- Quality of the accommodation. For example a double room in and around Bariloche could cost anything between $40 and $400 per night. In some of Patagonia’s most iconic location there are hotels charging $1000 per night for their fully inclusive packages. In Torres del Paine National Park the strategically located Refugios cost $70 per night (or $130 including all meals), whilst camping costs only $9.

- Transport. Private transfers can be far more convenient and make much more efficient use of your time, but the public transport option can save a lot of money, and in Patagonia this is a safe, secure and comfortable alternative. Some trips will include all transport from the moment you land in Patagonia, on others you may need to pay more to get to the start point.

- Time of year. Christmas is a holiday for everyone; so guides cost more and demand for hotel rooms shoots up. For example the cost of a night in a Torres del Paine Refugio goes up by over 30%. Likewise in the ‘shoulder’ season of October and March/April it’s possible to get cheaper rates, especially on cruises.
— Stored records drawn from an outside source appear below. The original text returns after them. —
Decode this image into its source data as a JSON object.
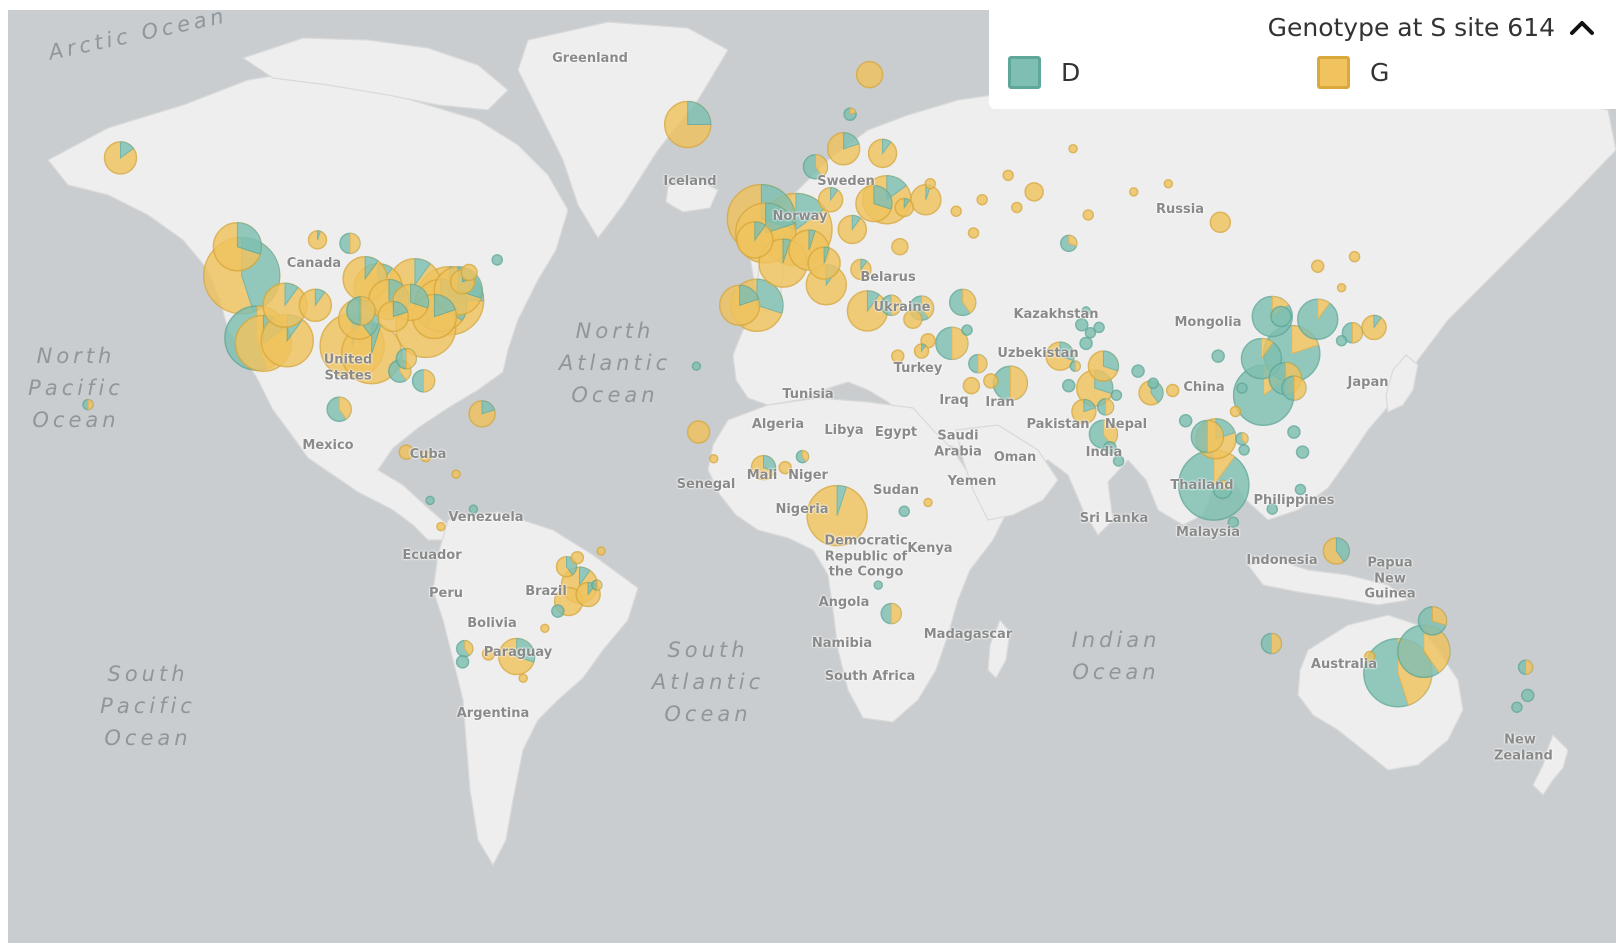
{
  "legend": {
    "title": "Genotype at S site 614",
    "items": [
      {
        "label": "D",
        "color": "#7fbfb1",
        "stroke": "#5fa899"
      },
      {
        "label": "G",
        "color": "#f0c35e",
        "stroke": "#d9a93c"
      }
    ],
    "toggle_icon": "chevron-up-icon"
  },
  "oceans": [
    {
      "lines": [
        "Arctic Ocean"
      ]
    },
    {
      "lines": [
        "North",
        "Pacific",
        "Ocean"
      ]
    },
    {
      "lines": [
        "North",
        "Atlantic",
        "Ocean"
      ]
    },
    {
      "lines": [
        "South",
        "Pacific",
        "Ocean"
      ]
    },
    {
      "lines": [
        "South",
        "Atlantic",
        "Ocean"
      ]
    },
    {
      "lines": [
        "Indian",
        "Ocean"
      ]
    }
  ],
  "countries": [
    "Greenland",
    "Iceland",
    "Sweden",
    "Norway",
    "Russia",
    "Belarus",
    "Ukraine",
    "Kazakhstan",
    "Mongolia",
    "Uzbekistan",
    "China",
    "Canada",
    "United States",
    "Mexico",
    "Cuba",
    "Venezuela",
    "Ecuador",
    "Peru",
    "Brazil",
    "Bolivia",
    "Paraguay",
    "Argentina",
    "Tunisia",
    "Algeria",
    "Libya",
    "Egypt",
    "Turkey",
    "Iraq",
    "Iran",
    "Saudi Arabia",
    "Oman",
    "Yemen",
    "Pakistan",
    "Nepal",
    "India",
    "Sri Lanka",
    "Thailand",
    "Malaysia",
    "Philippines",
    "Indonesia",
    "Papua New Guinea",
    "Mali",
    "Niger",
    "Senegal",
    "Nigeria",
    "Sudan",
    "Democratic Republic of the Congo",
    "Kenya",
    "Angola",
    "Namibia",
    "Madagascar",
    "South Africa",
    "Australia",
    "New Zealand",
    "Japan"
  ],
  "samples": [
    {
      "lon": -150.0,
      "lat": 61.0,
      "r": 16,
      "d": 0.15
    },
    {
      "lon": -123.0,
      "lat": 49.5,
      "r": 24,
      "d": 0.3
    },
    {
      "lon": -122.0,
      "lat": 45.0,
      "r": 38,
      "d": 0.45
    },
    {
      "lon": -118.5,
      "lat": 34.0,
      "r": 32,
      "d": 0.55
    },
    {
      "lon": -117.0,
      "lat": 33.0,
      "r": 28,
      "d": 0.15
    },
    {
      "lon": -112.0,
      "lat": 40.0,
      "r": 22,
      "d": 0.1
    },
    {
      "lon": -111.5,
      "lat": 33.5,
      "r": 26,
      "d": 0.1
    },
    {
      "lon": -105.0,
      "lat": 40.0,
      "r": 16,
      "d": 0.1
    },
    {
      "lon": -104.5,
      "lat": 50.5,
      "r": 9,
      "d": 0.05
    },
    {
      "lon": -97.0,
      "lat": 50.0,
      "r": 10,
      "d": 0.5
    },
    {
      "lon": -96.5,
      "lat": 32.5,
      "r": 32,
      "d": 0.05
    },
    {
      "lon": -95.0,
      "lat": 37.5,
      "r": 20,
      "d": 0.4
    },
    {
      "lon": -94.5,
      "lat": 39.0,
      "r": 14,
      "d": 0.5
    },
    {
      "lon": -93.5,
      "lat": 44.5,
      "r": 22,
      "d": 0.1
    },
    {
      "lon": -92.0,
      "lat": 31.0,
      "r": 30,
      "d": 0.05
    },
    {
      "lon": -90.5,
      "lat": 43.0,
      "r": 24,
      "d": 0.1
    },
    {
      "lon": -88.0,
      "lat": 41.0,
      "r": 20,
      "d": 0.4
    },
    {
      "lon": -87.0,
      "lat": 38.0,
      "r": 15,
      "d": 0.2
    },
    {
      "lon": -85.5,
      "lat": 27.5,
      "r": 11,
      "d": 0.6
    },
    {
      "lon": -84.0,
      "lat": 30.0,
      "r": 10,
      "d": 0.5
    },
    {
      "lon": -83.0,
      "lat": 40.5,
      "r": 18,
      "d": 0.3
    },
    {
      "lon": -82.0,
      "lat": 43.5,
      "r": 26,
      "d": 0.1
    },
    {
      "lon": -80.0,
      "lat": 25.5,
      "r": 11,
      "d": 0.5
    },
    {
      "lon": -79.5,
      "lat": 36.0,
      "r": 30,
      "d": 0.1
    },
    {
      "lon": -77.5,
      "lat": 38.0,
      "r": 22,
      "d": 0.2
    },
    {
      "lon": -76.0,
      "lat": 40.0,
      "r": 26,
      "d": 0.35
    },
    {
      "lon": -74.0,
      "lat": 40.8,
      "r": 34,
      "d": 0.25
    },
    {
      "lon": -72.0,
      "lat": 42.5,
      "r": 24,
      "d": 0.3
    },
    {
      "lon": -71.0,
      "lat": 44.0,
      "r": 12,
      "d": 0.2
    },
    {
      "lon": -69.5,
      "lat": 45.5,
      "r": 8,
      "d": 0.0
    },
    {
      "lon": -63.0,
      "lat": 47.5,
      "r": 5,
      "d": 1.0
    },
    {
      "lon": -157.5,
      "lat": 20.5,
      "r": 5,
      "d": 0.5
    },
    {
      "lon": -99.5,
      "lat": 19.5,
      "r": 12,
      "d": 0.6
    },
    {
      "lon": -66.5,
      "lat": 18.5,
      "r": 13,
      "d": 0.2
    },
    {
      "lon": -84.0,
      "lat": 10.0,
      "r": 7,
      "d": 0.0
    },
    {
      "lon": -79.5,
      "lat": 9.0,
      "r": 5,
      "d": 0.0
    },
    {
      "lon": -72.5,
      "lat": 5.0,
      "r": 4,
      "d": 0.0
    },
    {
      "lon": -78.5,
      "lat": -1.0,
      "r": 4,
      "d": 1.0
    },
    {
      "lon": -76.0,
      "lat": -7.0,
      "r": 4,
      "d": 0.0
    },
    {
      "lon": -68.5,
      "lat": -3.0,
      "r": 4,
      "d": 1.0
    },
    {
      "lon": -47.0,
      "lat": -16.0,
      "r": 10,
      "d": 0.4
    },
    {
      "lon": -44.0,
      "lat": -20.0,
      "r": 18,
      "d": 0.1
    },
    {
      "lon": -42.0,
      "lat": -22.0,
      "r": 12,
      "d": 0.1
    },
    {
      "lon": -46.5,
      "lat": -23.5,
      "r": 14,
      "d": 0.0
    },
    {
      "lon": -40.0,
      "lat": -20.0,
      "r": 5,
      "d": 0.5
    },
    {
      "lon": -44.5,
      "lat": -14.0,
      "r": 6,
      "d": 0.0
    },
    {
      "lon": -39.0,
      "lat": -12.5,
      "r": 4,
      "d": 0.0
    },
    {
      "lon": -49.0,
      "lat": -25.5,
      "r": 6,
      "d": 1.0
    },
    {
      "lon": -52.0,
      "lat": -29.0,
      "r": 4,
      "d": 0.0
    },
    {
      "lon": -70.5,
      "lat": -33.0,
      "r": 8,
      "d": 0.6
    },
    {
      "lon": -71.0,
      "lat": -35.5,
      "r": 6,
      "d": 1.0
    },
    {
      "lon": -58.5,
      "lat": -34.5,
      "r": 18,
      "d": 0.3
    },
    {
      "lon": -65.0,
      "lat": -34.0,
      "r": 6,
      "d": 0.0
    },
    {
      "lon": -57.0,
      "lat": -38.5,
      "r": 4,
      "d": 0.0
    },
    {
      "lon": -19.0,
      "lat": 64.5,
      "r": 23,
      "d": 0.25
    },
    {
      "lon": -2.0,
      "lat": 53.5,
      "r": 34,
      "d": 0.3
    },
    {
      "lon": -1.0,
      "lat": 51.5,
      "r": 30,
      "d": 0.2
    },
    {
      "lon": -3.5,
      "lat": 50.5,
      "r": 18,
      "d": 0.1
    },
    {
      "lon": 6.0,
      "lat": 52.0,
      "r": 36,
      "d": 0.15
    },
    {
      "lon": 3.0,
      "lat": 47.0,
      "r": 24,
      "d": 0.05
    },
    {
      "lon": 9.0,
      "lat": 49.0,
      "r": 20,
      "d": 0.05
    },
    {
      "lon": 12.5,
      "lat": 47.0,
      "r": 16,
      "d": 0.05
    },
    {
      "lon": 13.0,
      "lat": 43.5,
      "r": 20,
      "d": 0.1
    },
    {
      "lon": -7.0,
      "lat": 40.0,
      "r": 20,
      "d": 0.2
    },
    {
      "lon": -3.0,
      "lat": 40.0,
      "r": 26,
      "d": 0.3
    },
    {
      "lon": 10.5,
      "lat": 60.0,
      "r": 12,
      "d": 0.6
    },
    {
      "lon": 17.0,
      "lat": 62.0,
      "r": 16,
      "d": 0.2
    },
    {
      "lon": 18.5,
      "lat": 65.5,
      "r": 6,
      "d": 0.8
    },
    {
      "lon": 26.0,
      "lat": 61.5,
      "r": 14,
      "d": 0.1
    },
    {
      "lon": 23.0,
      "lat": 69.0,
      "r": 13,
      "d": 0.0
    },
    {
      "lon": 24.0,
      "lat": 55.5,
      "r": 18,
      "d": 0.3
    },
    {
      "lon": 27.0,
      "lat": 56.0,
      "r": 24,
      "d": 0.15
    },
    {
      "lon": 14.0,
      "lat": 56.0,
      "r": 12,
      "d": 0.1
    },
    {
      "lon": 19.0,
      "lat": 52.0,
      "r": 14,
      "d": 0.1
    },
    {
      "lon": 21.0,
      "lat": 46.0,
      "r": 10,
      "d": 0.1
    },
    {
      "lon": 31.0,
      "lat": 55.0,
      "r": 9,
      "d": 0.1
    },
    {
      "lon": 36.0,
      "lat": 56.0,
      "r": 15,
      "d": 0.05
    },
    {
      "lon": 30.0,
      "lat": 49.5,
      "r": 8,
      "d": 0.0
    },
    {
      "lon": 22.5,
      "lat": 39.0,
      "r": 20,
      "d": 0.1
    },
    {
      "lon": 28.0,
      "lat": 40.0,
      "r": 10,
      "d": 0.5
    },
    {
      "lon": 33.0,
      "lat": 37.5,
      "r": 9,
      "d": 0.0
    },
    {
      "lon": 35.0,
      "lat": 39.5,
      "r": 12,
      "d": 0.6
    },
    {
      "lon": 44.5,
      "lat": 40.5,
      "r": 13,
      "d": 0.6
    },
    {
      "lon": 36.5,
      "lat": 33.5,
      "r": 7,
      "d": 0.0
    },
    {
      "lon": 35.0,
      "lat": 31.5,
      "r": 7,
      "d": 0.1
    },
    {
      "lon": 42.0,
      "lat": 33.0,
      "r": 16,
      "d": 0.5
    },
    {
      "lon": 48.0,
      "lat": 29.0,
      "r": 9,
      "d": 0.5
    },
    {
      "lon": 46.5,
      "lat": 24.5,
      "r": 8,
      "d": 0.0
    },
    {
      "lon": 55.5,
      "lat": 25.0,
      "r": 17,
      "d": 0.5
    },
    {
      "lon": 51.0,
      "lat": 25.5,
      "r": 7,
      "d": 0.0
    },
    {
      "lon": 45.5,
      "lat": 35.5,
      "r": 5,
      "d": 1.0
    },
    {
      "lon": 29.5,
      "lat": 30.5,
      "r": 6,
      "d": 0.0
    },
    {
      "lon": -16.5,
      "lat": 14.5,
      "r": 11,
      "d": 0.0
    },
    {
      "lon": -17.0,
      "lat": 28.5,
      "r": 4,
      "d": 1.0
    },
    {
      "lon": -1.5,
      "lat": 6.5,
      "r": 12,
      "d": 0.3
    },
    {
      "lon": 7.5,
      "lat": 9.0,
      "r": 6,
      "d": 0.6
    },
    {
      "lon": 3.5,
      "lat": 6.5,
      "r": 6,
      "d": 0.0
    },
    {
      "lon": 15.5,
      "lat": -4.5,
      "r": 30,
      "d": 0.05
    },
    {
      "lon": 31.0,
      "lat": -3.5,
      "r": 5,
      "d": 1.0
    },
    {
      "lon": 36.5,
      "lat": -1.5,
      "r": 4,
      "d": 0.0
    },
    {
      "lon": 28.0,
      "lat": -26.0,
      "r": 10,
      "d": 0.5
    },
    {
      "lon": 25.0,
      "lat": -20.0,
      "r": 4,
      "d": 1.0
    },
    {
      "lon": -13.0,
      "lat": 8.5,
      "r": 4,
      "d": 0.0
    },
    {
      "lon": 37.0,
      "lat": 58.0,
      "r": 5,
      "d": 0.0
    },
    {
      "lon": 43.0,
      "lat": 54.5,
      "r": 5,
      "d": 0.0
    },
    {
      "lon": 49.0,
      "lat": 56.0,
      "r": 5,
      "d": 0.0
    },
    {
      "lon": 55.0,
      "lat": 59.0,
      "r": 5,
      "d": 0.0
    },
    {
      "lon": 61.0,
      "lat": 57.0,
      "r": 9,
      "d": 0.0
    },
    {
      "lon": 70.0,
      "lat": 62.0,
      "r": 4,
      "d": 0.0
    },
    {
      "lon": 73.5,
      "lat": 54.0,
      "r": 5,
      "d": 0.0
    },
    {
      "lon": 84.0,
      "lat": 57.0,
      "r": 4,
      "d": 0.0
    },
    {
      "lon": 92.0,
      "lat": 58.0,
      "r": 4,
      "d": 0.0
    },
    {
      "lon": 104.0,
      "lat": 53.0,
      "r": 10,
      "d": 0.0
    },
    {
      "lon": 115.0,
      "lat": 68.0,
      "r": 4,
      "d": 0.0
    },
    {
      "lon": 135.0,
      "lat": 70.5,
      "r": 8,
      "d": 0.0
    },
    {
      "lon": 47.0,
      "lat": 51.5,
      "r": 5,
      "d": 0.0
    },
    {
      "lon": 57.0,
      "lat": 55.0,
      "r": 5,
      "d": 0.0
    },
    {
      "lon": 69.0,
      "lat": 50.0,
      "r": 8,
      "d": 0.7
    },
    {
      "lon": 126.5,
      "lat": 46.5,
      "r": 6,
      "d": 0.0
    },
    {
      "lon": 135.0,
      "lat": 48.0,
      "r": 5,
      "d": 0.0
    },
    {
      "lon": 132.0,
      "lat": 43.0,
      "r": 4,
      "d": 0.0
    },
    {
      "lon": 67.0,
      "lat": 30.5,
      "r": 14,
      "d": 0.3
    },
    {
      "lon": 69.0,
      "lat": 24.5,
      "r": 6,
      "d": 1.0
    },
    {
      "lon": 70.5,
      "lat": 28.5,
      "r": 5,
      "d": 0.5
    },
    {
      "lon": 77.0,
      "lat": 28.5,
      "r": 15,
      "d": 0.3
    },
    {
      "lon": 75.0,
      "lat": 24.0,
      "r": 18,
      "d": 0.3
    },
    {
      "lon": 77.5,
      "lat": 20.0,
      "r": 8,
      "d": 0.5
    },
    {
      "lon": 72.5,
      "lat": 19.0,
      "r": 12,
      "d": 0.2
    },
    {
      "lon": 77.0,
      "lat": 14.0,
      "r": 14,
      "d": 0.6
    },
    {
      "lon": 78.5,
      "lat": 11.0,
      "r": 6,
      "d": 1.0
    },
    {
      "lon": 85.0,
      "lat": 27.5,
      "r": 6,
      "d": 1.0
    },
    {
      "lon": 88.0,
      "lat": 23.0,
      "r": 12,
      "d": 0.4
    },
    {
      "lon": 73.0,
      "lat": 33.0,
      "r": 6,
      "d": 1.0
    },
    {
      "lon": 72.0,
      "lat": 36.5,
      "r": 6,
      "d": 1.0
    },
    {
      "lon": 73.0,
      "lat": 39.0,
      "r": 4,
      "d": 1.0
    },
    {
      "lon": 80.5,
      "lat": 8.0,
      "r": 5,
      "d": 1.0
    },
    {
      "lon": 74.0,
      "lat": 35.0,
      "r": 5,
      "d": 1.0
    },
    {
      "lon": 76.0,
      "lat": 36.0,
      "r": 5,
      "d": 1.0
    },
    {
      "lon": 80.0,
      "lat": 22.5,
      "r": 5,
      "d": 1.0
    },
    {
      "lon": 93.0,
      "lat": 23.5,
      "r": 6,
      "d": 0.0
    },
    {
      "lon": 88.5,
      "lat": 25.0,
      "r": 5,
      "d": 1.0
    },
    {
      "lon": 101.0,
      "lat": 13.5,
      "r": 16,
      "d": 0.5
    },
    {
      "lon": 103.0,
      "lat": 13.0,
      "r": 20,
      "d": 0.2
    },
    {
      "lon": 102.5,
      "lat": 2.5,
      "r": 35,
      "d": 0.9
    },
    {
      "lon": 104.5,
      "lat": 1.5,
      "r": 9,
      "d": 0.8
    },
    {
      "lon": 107.0,
      "lat": -6.0,
      "r": 5,
      "d": 1.0
    },
    {
      "lon": 109.0,
      "lat": 13.0,
      "r": 6,
      "d": 0.6
    },
    {
      "lon": 107.5,
      "lat": 19.0,
      "r": 5,
      "d": 0.0
    },
    {
      "lon": 109.5,
      "lat": 10.5,
      "r": 5,
      "d": 1.0
    },
    {
      "lon": 114.0,
      "lat": 22.5,
      "r": 30,
      "d": 0.85
    },
    {
      "lon": 113.5,
      "lat": 30.0,
      "r": 20,
      "d": 0.9
    },
    {
      "lon": 116.0,
      "lat": 38.0,
      "r": 20,
      "d": 0.85
    },
    {
      "lon": 120.5,
      "lat": 31.0,
      "r": 28,
      "d": 0.8
    },
    {
      "lon": 119.0,
      "lat": 26.0,
      "r": 16,
      "d": 0.5
    },
    {
      "lon": 121.0,
      "lat": 24.0,
      "r": 12,
      "d": 0.5
    },
    {
      "lon": 126.5,
      "lat": 37.5,
      "r": 20,
      "d": 0.9
    },
    {
      "lon": 139.5,
      "lat": 36.0,
      "r": 12,
      "d": 0.1
    },
    {
      "lon": 134.5,
      "lat": 35.0,
      "r": 10,
      "d": 0.5
    },
    {
      "lon": 132.0,
      "lat": 33.5,
      "r": 5,
      "d": 1.0
    },
    {
      "lon": 118.0,
      "lat": 38.0,
      "r": 10,
      "d": 1.0
    },
    {
      "lon": 103.5,
      "lat": 30.5,
      "r": 6,
      "d": 1.0
    },
    {
      "lon": 109.0,
      "lat": 24.0,
      "r": 5,
      "d": 1.0
    },
    {
      "lon": 96.0,
      "lat": 17.0,
      "r": 6,
      "d": 1.0
    },
    {
      "lon": 121.0,
      "lat": 14.5,
      "r": 6,
      "d": 1.0
    },
    {
      "lon": 123.0,
      "lat": 10.0,
      "r": 6,
      "d": 1.0
    },
    {
      "lon": 116.0,
      "lat": -3.0,
      "r": 5,
      "d": 1.0
    },
    {
      "lon": 122.5,
      "lat": 1.5,
      "r": 5,
      "d": 1.0
    },
    {
      "lon": 115.8,
      "lat": -32.0,
      "r": 10,
      "d": 0.5
    },
    {
      "lon": 130.8,
      "lat": -12.5,
      "r": 13,
      "d": 0.4
    },
    {
      "lon": 153.0,
      "lat": -27.5,
      "r": 14,
      "d": 0.7
    },
    {
      "lon": 151.0,
      "lat": -33.5,
      "r": 26,
      "d": 0.6
    },
    {
      "lon": 145.0,
      "lat": -37.5,
      "r": 34,
      "d": 0.55
    },
    {
      "lon": 138.5,
      "lat": -34.5,
      "r": 5,
      "d": 0.0
    },
    {
      "lon": 174.5,
      "lat": -36.5,
      "r": 7,
      "d": 0.5
    },
    {
      "lon": 175.0,
      "lat": -41.5,
      "r": 6,
      "d": 1.0
    },
    {
      "lon": 172.5,
      "lat": -43.5,
      "r": 5,
      "d": 1.0
    }
  ]
}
- Porters in Patagonia don’t come cheap and there are limits on the amount they can carry. If you’re able to carry all your own gear on a multi-day trek that could save around $40 per hiking day.

- Meals included. Trips vary enormously in terms of the meals they provide, but if breakfast, lunch and dinner are included each day that could save a further $20-$40 each day.

- Equipment rental. whether it be tents and cooking equipment, or kayaks, ropes, crampons or mountain bikes (and even horses) all of that gear needs to be purchased, stored and most importantly maintained.

Chance encounters in Patagonia

I’m working in a world that is so different from what I understood ‘business’ to mean when I started my career. Two recent experiences have confirmed in my mind that every chance encounter with someone new is an opportunity, but each requires a very genuine, open and human interaction, and the outcomes are typically unexpected.

First, our trip started on a difficult note when I arrived at Punta Arenas airport, and my luggage didn’t. Two fellow passengers who were travelling lighter than expected turned out to be a journalist-photographer husband-wife team.  We got chatting, and to my surprise and delight Swoop was featured in one of Belgium’s top newspapers/blogs a week later:

The same day the newspaper article came out Charlotte and I were meeting with the hoteliers and adventure travel operators of Puerto Natales when we came across Alejandro, a true local who runs Hostal Dos Lagunas. This hostel is not necessarily somewhere our clients would normally stay, but he invited is for ‘real italian coffee’ (one of the hostel’s USPs) and we accepted. He turned out be a font of knowledge for the area and he also introduced us to a mountaineer and climber called Cristian, who turned out to be Swoop’s missing link in Puerto Natales. Probably the most important new operator we’ve identified since September, providing more extreme itineraries and new routes in the Torres del Paine area.

One of the great things about travelling is that you meet so many interesting and different people along the way – for Swoop every one of these conversations gives us that little bit more insight that will help us to ensure that our clients find the very best adventure in Patagonia. One of the many reasons why we’ll continue to visit at least twice a year.